Fred Karger, the man who would be a gay Republican president, has been denied participation in the upcoming California Republican Convention — his own party’s event — not unlike how he was recently denied participation in the debate preceding the Ames straw poll.
According to Karger, the GOP did not send him an invitation and did not return his calls. When he did get a response, it was only to say that “The schedule was completely filled.”
According to the San Francisco Chronicle:
“A state GOP official, who declined to be identified, said the party did not want to “negotiate in the press” with candidates over speaking arrangements. But the official also noted there is a real logistical problem in accommodating the presidential candidates, including former Utah Gov. Jon Huntsman, former House Speaker Newt Gingrich, and former Pennsylvania Sen. Rick Santorum, who have been invited to attend. The marquee names will draw more interest and paying seat-holders, party officials say.
Still, Karger’s team argues he’s no neophyte in the political world – and that he deserves a spot in GOP conventions and debates like the Sept. 7 event at the Reagan Presidential Library in Simi Valley (Ventura County).”
Karger has worked for a political strategy firm and consulted for Reagan’s campaign, and if anyone’s accusing him of not making a good enough case, maybe they should start letting him into things. Despite being qualified to participate, Karger was also not included in the pre-Iowa Caucus straw poll or the Fox Network debate. Even though he’d arranged and paid for a booth at the Conservative Political Action Conference, he was told he was no longer invited because no booths were available (his campaign manager called to check about availability for renting to a different group, and was told there were still openings).
In the same article, GOProud, which theoretically represents gay Republicans and conservatives, slammed Karger for “running around the country with a rainbow flag” instead of campaigning for real. GOProud director Jimmy LaSalvia said,
“Fred Karger is not a credible candidate. I would love for there to be an openly gay, credible candidate for president who was out there making a case for why they would be better than Barack Obama.
Unfortunately, Fred Karger is playing a stunt, and his stunt has run its course. His whole schtick is … running around the country with a rainbow flag, saying ‘I’m the gay guy.’ But he hasn’t made a case about why he should be president of the United States.”
Karger’s platform includes strengthening the economy, education reform, conciliatory foreign policy, border security, and a lower voting age. It does not, as far as I can tell, include screwing with people and mass-producing rainbows. He also received 2% in the Ames straw poll leading up to the Fox debate (the minimum is 1%), tied with Tim Pawlenty and Jon Huntsman, who both attended (Pawlenty has since ended his campaign).
On the other hand, the 2010 campaign season has been called “a uniquely anti-gay GOP field.” In an op-ed in the LA Times, Paul Thorton argues that while there was more gay-bashing during Bush’s 2004 campaign, the level of publicity it now receives is a positive development:

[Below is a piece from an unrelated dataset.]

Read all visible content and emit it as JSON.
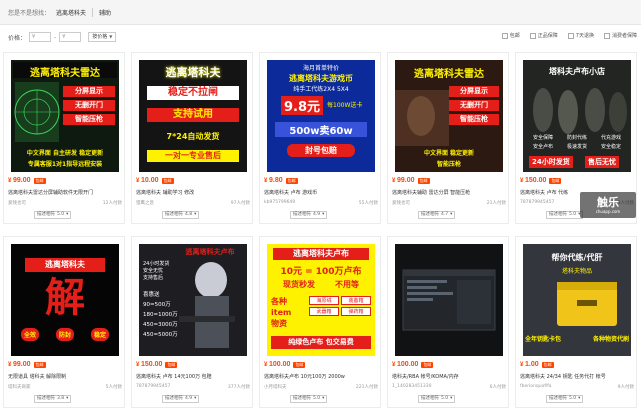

“Not so long ago, the virulently homophobic views offered by some candidates were treated almost as viable alternatives to the positions taken by less anti-gay politicians. It was as if all those views came from the same menu of Reasonable Points of View Worth Debating. Now, the radical ideas espoused by Bachmann, Perry, Santorum and others are held up not for genuine consideration but for scorn (notwithstanding the last GOP debate in Iowa). Perry’s and Bachmann’s views aren’t weighed against President Obama’s “evolving” stance on same-sex marriage; rather, they are simply ridiculed. It says as much about our society as it does the candidates.”
But the attention they’re receiving doesn’t mean the anti-gay views of these candidates are less real or less scary. Michele Bachmann may have decided to shut up about her opinions on gay people, but they haven’t gone away. Fred Karger is the first ever openly gay Republican candidate at a time when an environment of political extremism means that the frontrunners of the GOP are more pointedly anti-gay than ever, with many of them going so far as to name the “preservation of the American family” as a tenet of their platform.

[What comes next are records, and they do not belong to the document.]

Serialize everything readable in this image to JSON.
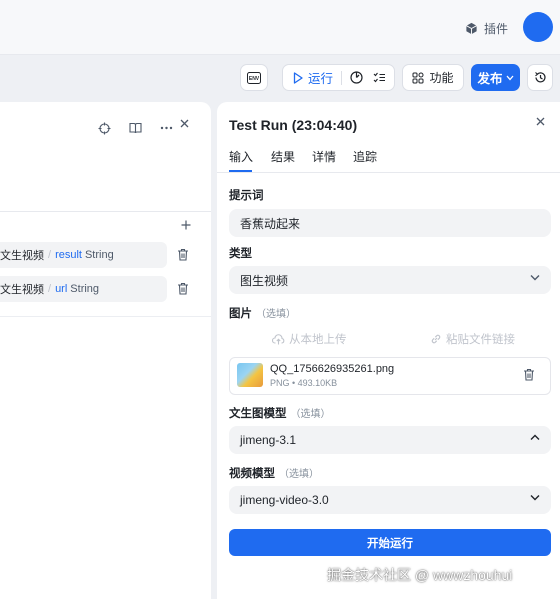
{
  "header": {
    "plugin_label": "插件"
  },
  "toolbar": {
    "run_label": "运行",
    "function_label": "功能",
    "publish_label": "发布"
  },
  "left_panel": {
    "variables": [
      {
        "source": "文生视频",
        "name": "result",
        "type": "String"
      },
      {
        "source": "文生视频",
        "name": "url",
        "type": "String"
      }
    ]
  },
  "test_run": {
    "title": "Test Run (23:04:40)",
    "tabs": [
      "输入",
      "结果",
      "详情",
      "追踪"
    ],
    "active_tab": "输入",
    "fields": {
      "prompt_label": "提示词",
      "prompt_value": "香蕉动起来",
      "type_label": "类型",
      "type_value": "图生视频",
      "image_label": "图片",
      "image_optional": "（选填）",
      "upload_local": "从本地上传",
      "paste_link": "粘贴文件链接",
      "file_name": "QQ_1756626935261.png",
      "file_meta": "PNG • 493.10KB",
      "t2i_model_label": "文生图模型",
      "t2i_model_optional": "（选填）",
      "t2i_model_value": "jimeng-3.1",
      "video_model_label": "视频模型",
      "video_model_optional": "（选填）",
      "video_model_value": "jimeng-video-3.0"
    },
    "start_button": "开始运行"
  },
  "watermark": "掘金技术社区 @ wwwzhouhui",
  "colors": {
    "accent": "#1f6bf0",
    "field_bg": "#f2f3f5"
  }
}
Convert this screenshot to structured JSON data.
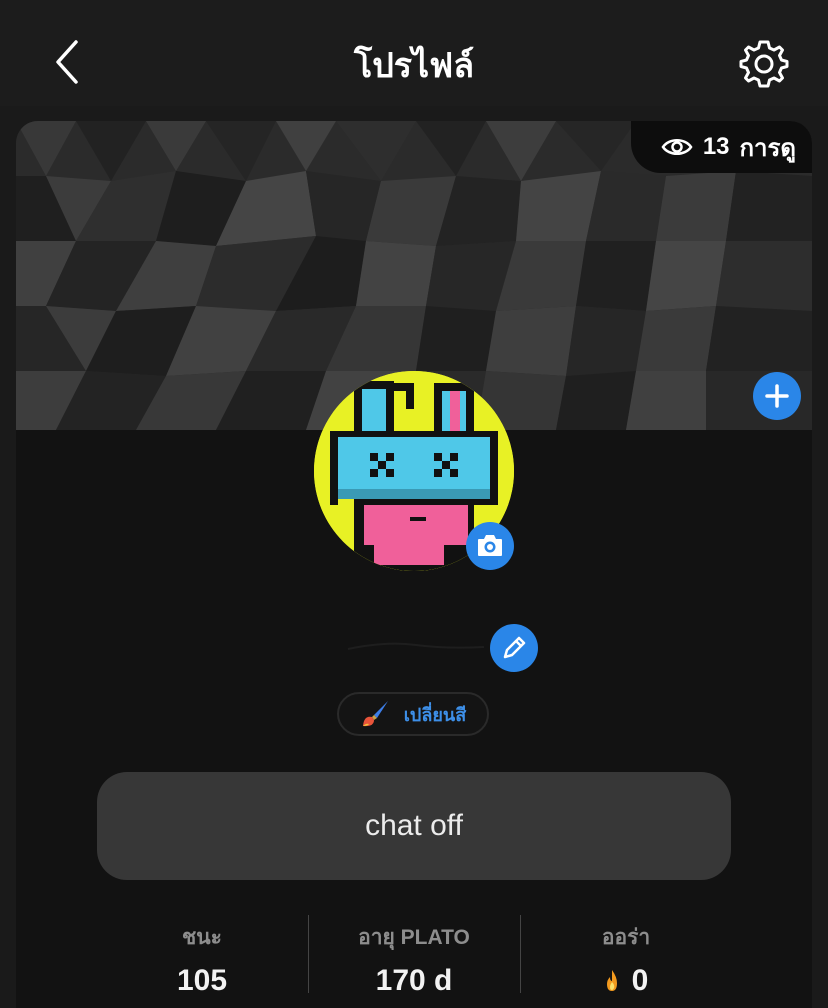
{
  "header": {
    "title": "โปรไฟล์",
    "back_icon": "chevron-left-icon",
    "settings_icon": "gear-icon"
  },
  "cover": {
    "views_count": "13",
    "views_label": "การดู",
    "views_icon": "eye-icon",
    "add_icon": "plus-icon"
  },
  "avatar": {
    "camera_icon": "camera-icon"
  },
  "name": {
    "edit_icon": "pencil-icon"
  },
  "color_button": {
    "label": "เปลี่ยนสี",
    "icon": "paintbrush-icon"
  },
  "status": {
    "text": "chat off"
  },
  "stats": [
    {
      "label": "ชนะ",
      "value": "105"
    },
    {
      "label": "อายุ PLATO",
      "value": "170 d"
    },
    {
      "label": "ออร่า",
      "value": "0",
      "icon": "flame-icon"
    }
  ],
  "colors": {
    "accent": "#2a86e8",
    "background": "#121212",
    "status_box": "#373737"
  }
}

And another problem, of course, is that anyone not actually following Karger and reading articles explicitly about him would not necessarily know that he’s been excluded from several events; it would actually be pretty easy not know he’s running at all. (But be totally up on Godfather Pizza’s Herman Cain.) and might hear the words “gay” and “not a viable candidate” in tandem, draw conclusions, and move on. Rachel argued that Karger may see himself as having little chance of winning but having a significant historical role nonetheless. Hopefully he will get a chance for even that — while Karger’s being elected isn’t really a realistic possibility, how he’s treated by his own party and conceived of by the rest of the country says a lot about how far gay people have come in the public sphere, and how willing we are to see queers in positions of power. Tim Cook seems to be imminently replacing Steve Jobs as the head of Apple, which will make him one of the most powerful gay men in America and the world. What does Fred Karger’s crusade tell us about what it takes for gays to succeed in politics as well as business?
UPDATE: State GOP Communications Director Mark Standriff extended Karger an invitation after the publication of the Chronicle story. “Fred has always been welcome at the CRP – in fact, we’ve been working to finalize an event for him at our convention, based on a request from his camp. We’re looking forward to seeing him in L.A. next month.”